WHAT NEEDS TO BE DONE: For each line below that contains the word "description", make a copy.

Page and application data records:
━━━━

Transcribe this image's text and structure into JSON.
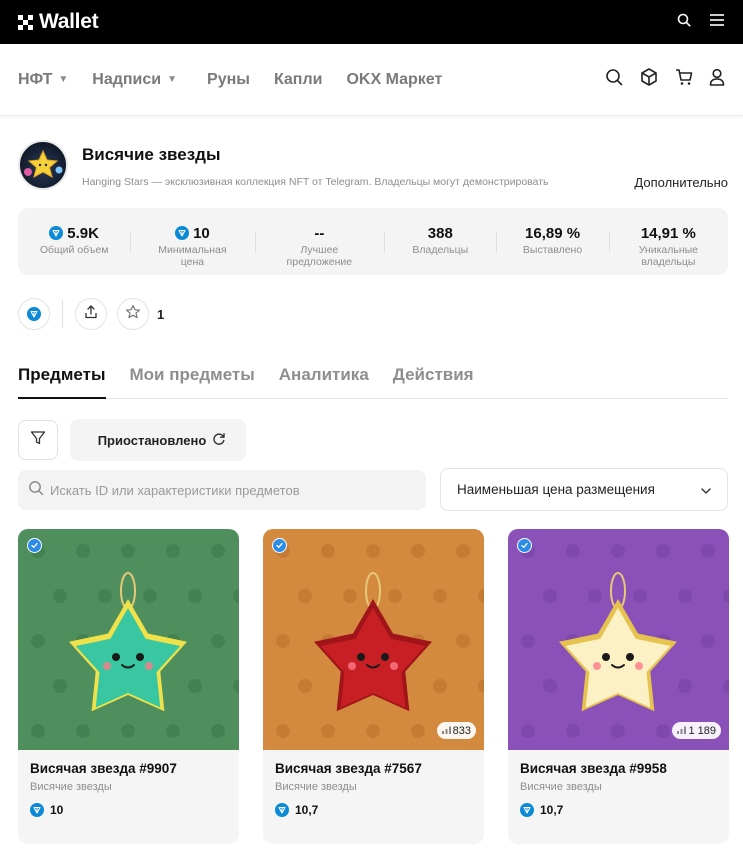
{
  "topbar": {
    "brand": "Wallet"
  },
  "nav": {
    "items": [
      {
        "label": "НФТ",
        "has_caret": true
      },
      {
        "label": "Надписи",
        "has_caret": true
      },
      {
        "label": "Руны",
        "has_caret": false
      },
      {
        "label": "Капли",
        "has_caret": false
      },
      {
        "label": "OKX Маркет",
        "has_caret": false
      }
    ],
    "icons": [
      "search-icon",
      "cube-icon",
      "cart-icon",
      "user-icon"
    ]
  },
  "collection": {
    "title": "Висячие звезды",
    "description": "Hanging Stars — эксклюзивная коллекция NFT от Telegram. Владельцы могут демонстрировать",
    "more_label": "Дополнительно"
  },
  "stats": [
    {
      "value": "5.9K",
      "label": "Общий объем",
      "ton": true
    },
    {
      "value": "10",
      "label": "Минимальная цена",
      "ton": true
    },
    {
      "value": "--",
      "label": "Лучшее предложение",
      "ton": false
    },
    {
      "value": "388",
      "label": "Владельцы",
      "ton": false
    },
    {
      "value": "16,89 %",
      "label": "Выставлено",
      "ton": false
    },
    {
      "value": "14,91 %",
      "label": "Уникальные владельцы",
      "ton": false
    }
  ],
  "actions": {
    "favorite_count": "1"
  },
  "tabs": [
    {
      "label": "Предметы",
      "active": true
    },
    {
      "label": "Мои предметы",
      "active": false
    },
    {
      "label": "Аналитика",
      "active": false
    },
    {
      "label": "Действия",
      "active": false
    }
  ],
  "filters": {
    "status_label": "Приостановлено",
    "search_placeholder": "Искать ID или характеристики предметов",
    "sort_label": "Наименьшая цена размещения"
  },
  "items": [
    {
      "title": "Висячая звезда #9907",
      "collection": "Висячие звезды",
      "price": "10",
      "rarity": "",
      "bg": "#4f8f5e",
      "star": "#39c7a2",
      "rim": "#f0e24a",
      "pattern_color": "#3f7c4e"
    },
    {
      "title": "Висячая звезда #7567",
      "collection": "Висячие звезды",
      "price": "10,7",
      "rarity": "833",
      "bg": "#d38a3e",
      "star": "#c81f24",
      "rim": "#a0151a",
      "pattern_color": "#bf7531"
    },
    {
      "title": "Висячая звезда #9958",
      "collection": "Висячие звезды",
      "price": "10,7",
      "rarity": "1 189",
      "bg": "#8a52b8",
      "star": "#fbf1c4",
      "rim": "#e6c24e",
      "pattern_color": "#7a44a6"
    }
  ]
}
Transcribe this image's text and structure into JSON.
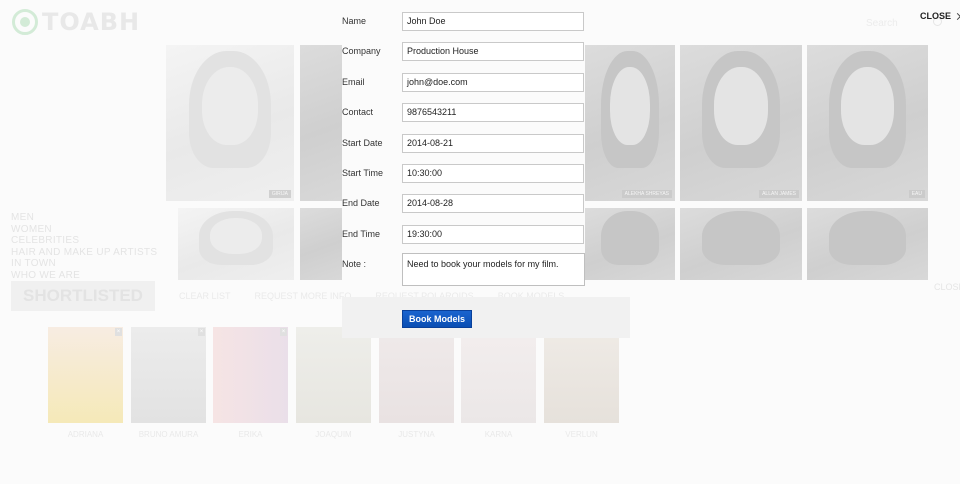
{
  "logo": {
    "text": "TOABH"
  },
  "header": {
    "close_label": "CLOSE",
    "search_placeholder": "Search"
  },
  "side_nav": [
    "MEN",
    "WOMEN",
    "CELEBRITIES",
    "HAIR AND MAKE UP ARTISTS",
    "IN TOWN",
    "WHO WE ARE"
  ],
  "gallery_captions": [
    "GIRIJA",
    "ALEKHA SHREYAS",
    "ALLAN JAMES",
    "EAU"
  ],
  "shortlist": {
    "title": "SHORTLISTED",
    "links": [
      "CLEAR LIST",
      "REQUEST MORE INFO",
      "REQUEST POLAROIDS",
      "BOOK MODELS"
    ],
    "close_label": "CLOSE",
    "models": [
      "ADRIANA",
      "BRUNO AMURA",
      "ERIKA",
      "JOAQUIM",
      "JUSTYNA",
      "KARNA",
      "VERLUN"
    ]
  },
  "form": {
    "fields": [
      {
        "label": "Name",
        "value": "John Doe"
      },
      {
        "label": "Company",
        "value": "Production House"
      },
      {
        "label": "Email",
        "value": "john@doe.com"
      },
      {
        "label": "Contact",
        "value": "9876543211"
      },
      {
        "label": "Start Date",
        "value": "2014-08-21"
      },
      {
        "label": "Start Time",
        "value": "10:30:00"
      },
      {
        "label": "End Date",
        "value": "2014-08-28"
      },
      {
        "label": "End Time",
        "value": "19:30:00"
      }
    ],
    "note_label": "Note :",
    "note_value": "Need to book your models for my film.",
    "submit_label": "Book Models"
  },
  "colors": {
    "accent": "#0b52ba",
    "text": "#333333",
    "faded": "#e6e6e6"
  }
}
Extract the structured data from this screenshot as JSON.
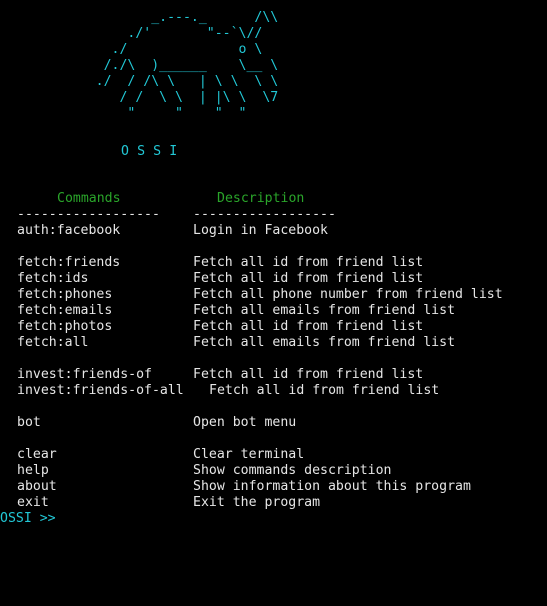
{
  "terminal": {
    "ascii_logo": "             _.---._      /\\\\\n          ./'       \"--`\\//\n        ./              o \\\n       /./\\  )______    \\__ \\\n      ./  / /\\ \\   | \\ \\  \\ \\\n         / /  \\ \\  | |\\ \\  \\7\n          \"     \"    \"  \"",
    "app_title": "O S S I",
    "headers": {
      "commands": "Commands",
      "description": "Description"
    },
    "separator_left": "------------------",
    "separator_right": "------------------",
    "commands": [
      {
        "cmd": "auth:facebook",
        "desc": "Login in Facebook"
      },
      {
        "cmd": "",
        "desc": ""
      },
      {
        "cmd": "fetch:friends",
        "desc": "Fetch all id from friend list"
      },
      {
        "cmd": "fetch:ids",
        "desc": "Fetch all id from friend list"
      },
      {
        "cmd": "fetch:phones",
        "desc": "Fetch all phone number from friend list"
      },
      {
        "cmd": "fetch:emails",
        "desc": "Fetch all emails from friend list"
      },
      {
        "cmd": "fetch:photos",
        "desc": "Fetch all id from friend list"
      },
      {
        "cmd": "fetch:all",
        "desc": "Fetch all emails from friend list"
      },
      {
        "cmd": "",
        "desc": ""
      },
      {
        "cmd": "invest:friends-of",
        "desc": "Fetch all id from friend list"
      },
      {
        "cmd": "invest:friends-of-all",
        "desc": "Fetch all id from friend list"
      },
      {
        "cmd": "",
        "desc": ""
      },
      {
        "cmd": "bot",
        "desc": "Open bot menu"
      },
      {
        "cmd": "",
        "desc": ""
      },
      {
        "cmd": "clear",
        "desc": "Clear terminal"
      },
      {
        "cmd": "help",
        "desc": "Show commands description"
      },
      {
        "cmd": "about",
        "desc": "Show information about this program"
      },
      {
        "cmd": "exit",
        "desc": "Exit the program"
      }
    ],
    "prompt": "OSSI >>",
    "colors": {
      "background": "#000000",
      "accent_cyan": "#22c8d6",
      "header_green": "#2aa52a",
      "text": "#e6e6e6"
    }
  }
}
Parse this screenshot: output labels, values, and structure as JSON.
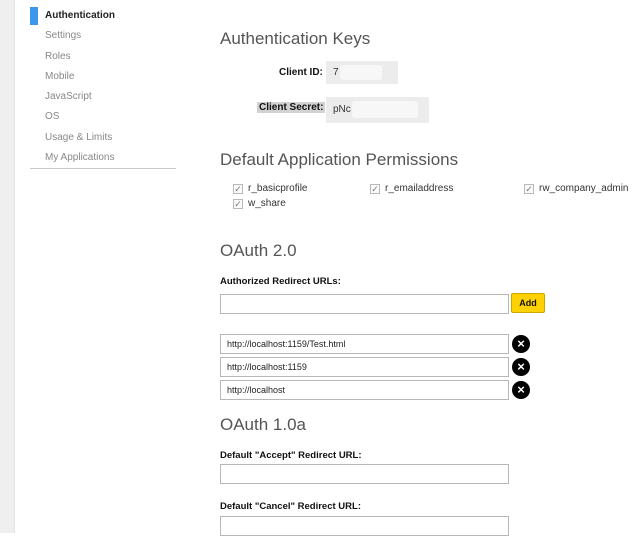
{
  "sidebar": {
    "items": [
      {
        "label": "Authentication",
        "active": true
      },
      {
        "label": "Settings"
      },
      {
        "label": "Roles"
      },
      {
        "label": "Mobile"
      },
      {
        "label": "JavaScript"
      },
      {
        "label": "OS"
      },
      {
        "label": "Usage & Limits"
      },
      {
        "label": "My Applications"
      }
    ]
  },
  "auth_keys": {
    "heading": "Authentication Keys",
    "client_id_label": "Client ID:",
    "client_id_value": "7",
    "client_secret_label": "Client Secret:",
    "client_secret_value": "pNc"
  },
  "permissions": {
    "heading": "Default Application Permissions",
    "items": [
      {
        "label": "r_basicprofile",
        "checked": true
      },
      {
        "label": "r_emailaddress",
        "checked": true
      },
      {
        "label": "rw_company_admin",
        "checked": true
      },
      {
        "label": "w_share",
        "checked": true
      }
    ]
  },
  "oauth2": {
    "heading": "OAuth 2.0",
    "redirect_label": "Authorized Redirect URLs:",
    "new_url_value": "",
    "add_label": "Add",
    "urls": [
      "http://localhost:1159/Test.html",
      "http://localhost:1159",
      "http://localhost"
    ]
  },
  "oauth1": {
    "heading": "OAuth 1.0a",
    "accept_label": "Default \"Accept\" Redirect URL:",
    "accept_value": "",
    "cancel_label": "Default \"Cancel\" Redirect URL:",
    "cancel_value": ""
  },
  "colors": {
    "active_marker": "#3e97ee",
    "add_button": "#ffd100",
    "remove_icon": "#000000"
  },
  "icons": {
    "remove": "close-circle-icon",
    "checkbox": "checkmark-icon"
  }
}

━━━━

ANSWER TO THIS PROBLEM:
    "description": "Hanging Stars — эксклюзивная коллекция NFT от Telegram. Владельцы могут демонстрировать",
      "description": "Description"
        "desc": "Show commands description"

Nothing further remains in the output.